Trustworthy: Vaccines have earned that title
The confirmation of 83 cases of measles in Ohio this month and the recent quick diagnosis of a 19-month-old with measles in Minneapolis, Minnesota’s first case of measles this year, brought a timely reminder that the potentially deadly virus has not been eradicated and of the importance of vaccination. Having just wrapped World Immunization Week and National Infant Immunization Week, the importance of immunization is as great as ever.
In fact, the U.S. Centers for Disease Control and Prevention reported today that the 288 cases of measles in the country so far this year are the highest since 2000. The number of cases reported this year is the highest for the first five months of a year since 1994.
I worry that the numbers are a sign of growing credibility for a small band of celebrities and others who have thrown up an online smoke screen of fear of vaccines against measles, whooping cough and other common childhood diseases.
If even a relatively small percentage of Americans buy into this criticism, it would be disastrous. Measles, one of the most contagious airborne diseases, can be extremely serious, leading in rare cases to pneumonia and fatal brain infections. Infants too young to be vaccinated particularly are at risk.
We’re fortunate that the child in Minnesota, who actually had one of two measles shots and apparently contracted the disease during a visit to India, was diagnosed within minutes at Children’s – Minneapolis. Because the alert medical team picked up the symptoms so quickly, only 16 potentially exposed people had to be notified after the child was quarantined.
Three years ago, as many as 700 contacts had to be reached for some patients during an outbreak at Children’s.
What’s most frustrating is that it’s all so unnecessary.
The virus hasn’t changed all that much. It’s not like the HIV virus, constantly mutating. No; with measles the culprit purely is social – a breakdown in trust of medical experts whose longtime vaccine advocacy made measles and other common childhood infections a footnote.
Fear-mongering online vaccine critics are not winning, in a classical political sense. Thankfully, more than 90 percent of parents still trust their health care providers and nationally recommended vaccines. If they didn’t, we would see frequent headlines about deaths from measles, whooping cough and other diseases.
However, the remaining 10 percent of parents are hesitant, have vague fears and wonder who to trust. They routinely hear or read vehement vaccine bashing in social media circles, which feeds fear and denial – and new outbreaks. New York City and Orange County, Calif., currently are dealing with measles outbreaks.
Measles is so highly contagious that just passing through a clinic waiting room two hours after someone with measles has been there can expose an unvaccinated newborn, which may be devastating.
We all must protect the vulnerable in our community by forming a protective barrier of our own vaccination. That’s a simple point seemingly lost on the peddlers of myth and pseudoscience who have infected too many parents with baseless fear of vaccines that protect their own children and the community at large.
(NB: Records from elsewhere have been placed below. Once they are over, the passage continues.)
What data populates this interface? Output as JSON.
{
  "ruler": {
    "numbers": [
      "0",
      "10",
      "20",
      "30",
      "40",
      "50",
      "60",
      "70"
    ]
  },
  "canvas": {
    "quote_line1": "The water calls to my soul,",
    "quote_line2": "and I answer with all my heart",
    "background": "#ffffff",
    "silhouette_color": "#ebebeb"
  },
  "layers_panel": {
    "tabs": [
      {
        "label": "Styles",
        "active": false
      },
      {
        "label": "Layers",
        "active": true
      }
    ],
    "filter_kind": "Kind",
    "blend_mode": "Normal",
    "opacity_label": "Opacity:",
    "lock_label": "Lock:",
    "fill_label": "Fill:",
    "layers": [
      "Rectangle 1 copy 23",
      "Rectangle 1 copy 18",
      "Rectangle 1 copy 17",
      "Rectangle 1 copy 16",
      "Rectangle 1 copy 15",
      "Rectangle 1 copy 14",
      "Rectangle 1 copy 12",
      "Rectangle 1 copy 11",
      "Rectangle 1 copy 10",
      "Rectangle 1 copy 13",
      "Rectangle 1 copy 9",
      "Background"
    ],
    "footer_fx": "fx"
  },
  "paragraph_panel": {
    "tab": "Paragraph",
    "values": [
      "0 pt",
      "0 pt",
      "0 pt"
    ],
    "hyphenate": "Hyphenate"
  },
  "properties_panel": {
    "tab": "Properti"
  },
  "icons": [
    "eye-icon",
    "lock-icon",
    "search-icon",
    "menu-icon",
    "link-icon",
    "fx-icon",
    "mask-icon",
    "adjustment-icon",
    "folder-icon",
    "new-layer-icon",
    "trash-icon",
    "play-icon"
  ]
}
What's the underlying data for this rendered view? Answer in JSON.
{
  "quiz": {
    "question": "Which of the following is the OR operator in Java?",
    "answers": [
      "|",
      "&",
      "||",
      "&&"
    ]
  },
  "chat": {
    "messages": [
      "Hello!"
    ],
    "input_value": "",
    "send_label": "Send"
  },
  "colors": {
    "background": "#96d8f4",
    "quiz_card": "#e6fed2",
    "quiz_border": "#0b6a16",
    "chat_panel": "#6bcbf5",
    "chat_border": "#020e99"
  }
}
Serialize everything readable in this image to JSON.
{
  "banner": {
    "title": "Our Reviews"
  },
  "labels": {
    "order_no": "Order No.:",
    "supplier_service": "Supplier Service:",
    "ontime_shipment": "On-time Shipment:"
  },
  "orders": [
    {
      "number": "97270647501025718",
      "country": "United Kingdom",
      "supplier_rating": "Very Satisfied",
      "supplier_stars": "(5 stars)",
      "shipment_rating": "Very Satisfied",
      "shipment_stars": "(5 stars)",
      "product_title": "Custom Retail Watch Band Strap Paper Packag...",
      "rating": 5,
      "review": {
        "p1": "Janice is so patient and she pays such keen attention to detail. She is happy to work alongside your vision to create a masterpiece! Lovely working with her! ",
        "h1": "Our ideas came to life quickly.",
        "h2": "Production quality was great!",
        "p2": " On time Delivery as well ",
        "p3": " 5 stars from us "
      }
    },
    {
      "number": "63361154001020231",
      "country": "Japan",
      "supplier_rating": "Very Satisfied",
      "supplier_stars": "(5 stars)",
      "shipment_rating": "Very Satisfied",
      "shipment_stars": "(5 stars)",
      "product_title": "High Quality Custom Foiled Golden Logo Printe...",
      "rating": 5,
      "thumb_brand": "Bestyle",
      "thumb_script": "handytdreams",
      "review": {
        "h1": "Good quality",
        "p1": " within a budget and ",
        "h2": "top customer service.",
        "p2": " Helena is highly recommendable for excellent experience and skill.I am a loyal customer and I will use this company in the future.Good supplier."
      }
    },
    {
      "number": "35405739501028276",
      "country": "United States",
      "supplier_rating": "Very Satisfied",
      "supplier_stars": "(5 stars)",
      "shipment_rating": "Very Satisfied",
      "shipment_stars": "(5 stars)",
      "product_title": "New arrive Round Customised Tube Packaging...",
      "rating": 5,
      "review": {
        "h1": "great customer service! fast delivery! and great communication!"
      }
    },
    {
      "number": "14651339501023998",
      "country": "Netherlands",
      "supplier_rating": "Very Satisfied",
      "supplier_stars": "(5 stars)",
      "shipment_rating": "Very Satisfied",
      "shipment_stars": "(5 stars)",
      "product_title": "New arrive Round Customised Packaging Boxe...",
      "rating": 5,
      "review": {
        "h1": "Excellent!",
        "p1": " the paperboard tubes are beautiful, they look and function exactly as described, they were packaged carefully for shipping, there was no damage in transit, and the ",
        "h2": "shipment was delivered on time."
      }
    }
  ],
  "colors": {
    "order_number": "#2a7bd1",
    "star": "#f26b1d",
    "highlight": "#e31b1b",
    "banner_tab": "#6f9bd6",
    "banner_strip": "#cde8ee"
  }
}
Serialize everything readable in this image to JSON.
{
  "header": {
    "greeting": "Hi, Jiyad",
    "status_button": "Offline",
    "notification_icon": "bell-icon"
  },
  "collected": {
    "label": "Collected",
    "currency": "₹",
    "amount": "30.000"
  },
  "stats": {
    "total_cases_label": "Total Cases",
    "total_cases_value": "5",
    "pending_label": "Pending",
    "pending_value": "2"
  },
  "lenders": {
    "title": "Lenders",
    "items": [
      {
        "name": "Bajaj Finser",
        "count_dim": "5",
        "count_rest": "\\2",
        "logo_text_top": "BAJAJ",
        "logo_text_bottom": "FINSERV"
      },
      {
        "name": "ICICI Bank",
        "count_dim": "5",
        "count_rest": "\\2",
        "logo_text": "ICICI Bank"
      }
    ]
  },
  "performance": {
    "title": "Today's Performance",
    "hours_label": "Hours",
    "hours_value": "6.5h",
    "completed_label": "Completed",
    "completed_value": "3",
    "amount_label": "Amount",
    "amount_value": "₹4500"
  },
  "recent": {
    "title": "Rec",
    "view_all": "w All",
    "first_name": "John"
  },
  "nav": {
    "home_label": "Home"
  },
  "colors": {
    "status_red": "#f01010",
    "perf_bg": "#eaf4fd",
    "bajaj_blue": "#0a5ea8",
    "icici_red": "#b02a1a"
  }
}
Parents should trust health care professionals who urge vaccination on schedule. At Children’s, we speak from experience. We have seen children die or become permanently impaired from vaccine-preventable disease. Ask our specialists how many unvaccinated, critically ill children they have cared for, and they would answer “too many to count.” And how many they’ve seen with severe vaccine side effect? You’ll get a blank stare, or “I don’t recall any; maybe one at most.”
We have seen children with measles on a ventilator, fighting for their lives. That’s a bitter sight when you recognize that two doses of measles-mumps-rubella vaccine will prevent measles in 99 percent of those vaccinated. There’s no contest between the benefits of vaccines and their extremely rare risks.
Before the measles vaccine was developed in the 1960s, there were 2.6 million measles-related deaths per year worldwide. In 2012, that number was down to 122,000, mostly in children younger than 5 in parts of the world where vaccines are scarce or their parents refuse to allow vaccination. The point is that we can’t afford to let our guard down in the U.S. or elsewhere. In a global society measles is a mere plane ride away for the unprotected.
The safe, effective and trustworthy action for infants, children, adolescents and adults is to get vaccinated on time for all recommended vaccine-preventable diseases.
Aside from sanitary drinking water, vaccines remain the safest, most-life-saving medical intervention we have to protect our children.
Patsy Stinchfield, PNP, is the director of infectious disease and prevention and the Children’s Immunization Project at Children’s Hospitals and Clinics of Minnesota.